Xiamen Port Credit: Xiamen Port Holding Group Co., Ltd.

Xiamen Port will embark on the fourth phase of the expansion of the Haicang sub-channel, this time to take in ultra-large vessels.

Phase four of the expansion of the Haitang sub-channel forms what Xiamen Port describes as a full-scale “high-speed road” for large container ships, from entry to berthing.

The port official said: “Currently, we can take in ships of up to 13,000 teu, due to the limitations on our waterways. The current phase of expansion will solve the problem of big ships, large wharfs and small waterways.”

The two-year capital dredging programme, which began in April, will involve dredging materials of nearly 6.5 million m3 along an 11.5 km stretch in Haicang to enable 20,000 teu container ships to enter the port.

During the CNY340 million (USD51 million) works, Xiamen port will remain open to traffic.

A port official told DPC: “Our waterway management team will increase coordination, closely track the ships’ entry and exit schedules, strengthen the navigability of the waters, and urge the dredging contractor to go about the project while ensuring the safety of the navigation channel and normal terminal operations.”

Xiamen Port, Hutchison Ports, APM Terminals and COSCO Shipping Ports are among those that operate container terminals in the port.

The deep water Haicang sub-channel and the terminal are described as the twin engines of the port, as these determine its capacity.

Ahead of the current dredging works, checks were carried out on the main channel of Xiamen port in September 2017, resulting in the channel being upgraded to waterway for 200,000 dwt vessels.

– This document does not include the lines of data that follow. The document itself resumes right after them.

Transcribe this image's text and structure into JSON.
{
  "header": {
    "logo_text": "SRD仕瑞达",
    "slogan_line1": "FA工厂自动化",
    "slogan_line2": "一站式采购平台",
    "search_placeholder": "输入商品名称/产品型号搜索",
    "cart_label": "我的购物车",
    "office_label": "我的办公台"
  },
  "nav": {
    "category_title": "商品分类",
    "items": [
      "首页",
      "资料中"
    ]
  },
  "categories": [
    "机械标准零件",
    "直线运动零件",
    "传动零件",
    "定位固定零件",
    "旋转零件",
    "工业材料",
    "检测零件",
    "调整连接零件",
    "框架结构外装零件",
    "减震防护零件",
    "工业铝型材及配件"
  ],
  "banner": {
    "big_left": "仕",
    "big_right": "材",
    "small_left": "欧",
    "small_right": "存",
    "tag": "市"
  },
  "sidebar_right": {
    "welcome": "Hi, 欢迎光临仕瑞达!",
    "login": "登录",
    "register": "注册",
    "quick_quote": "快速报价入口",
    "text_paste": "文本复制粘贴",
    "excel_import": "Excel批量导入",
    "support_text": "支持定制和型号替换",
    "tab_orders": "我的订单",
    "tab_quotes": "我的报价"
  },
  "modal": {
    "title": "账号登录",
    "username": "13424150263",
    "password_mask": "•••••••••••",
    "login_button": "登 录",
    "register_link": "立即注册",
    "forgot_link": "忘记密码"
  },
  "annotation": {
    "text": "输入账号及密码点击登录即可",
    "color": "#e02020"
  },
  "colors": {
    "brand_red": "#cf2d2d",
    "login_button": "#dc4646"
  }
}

Completed in June 2004, the previous rounds of capital dredging involved the main channel and the Haicang sub-channel, totaling 43.6 km in length. At that time, the target was to allow access to ships of around 8,000 teu. In the following decade, container ships have more than doubled in size, obliging ports to undertake capital dredging to keep up with the liner operators.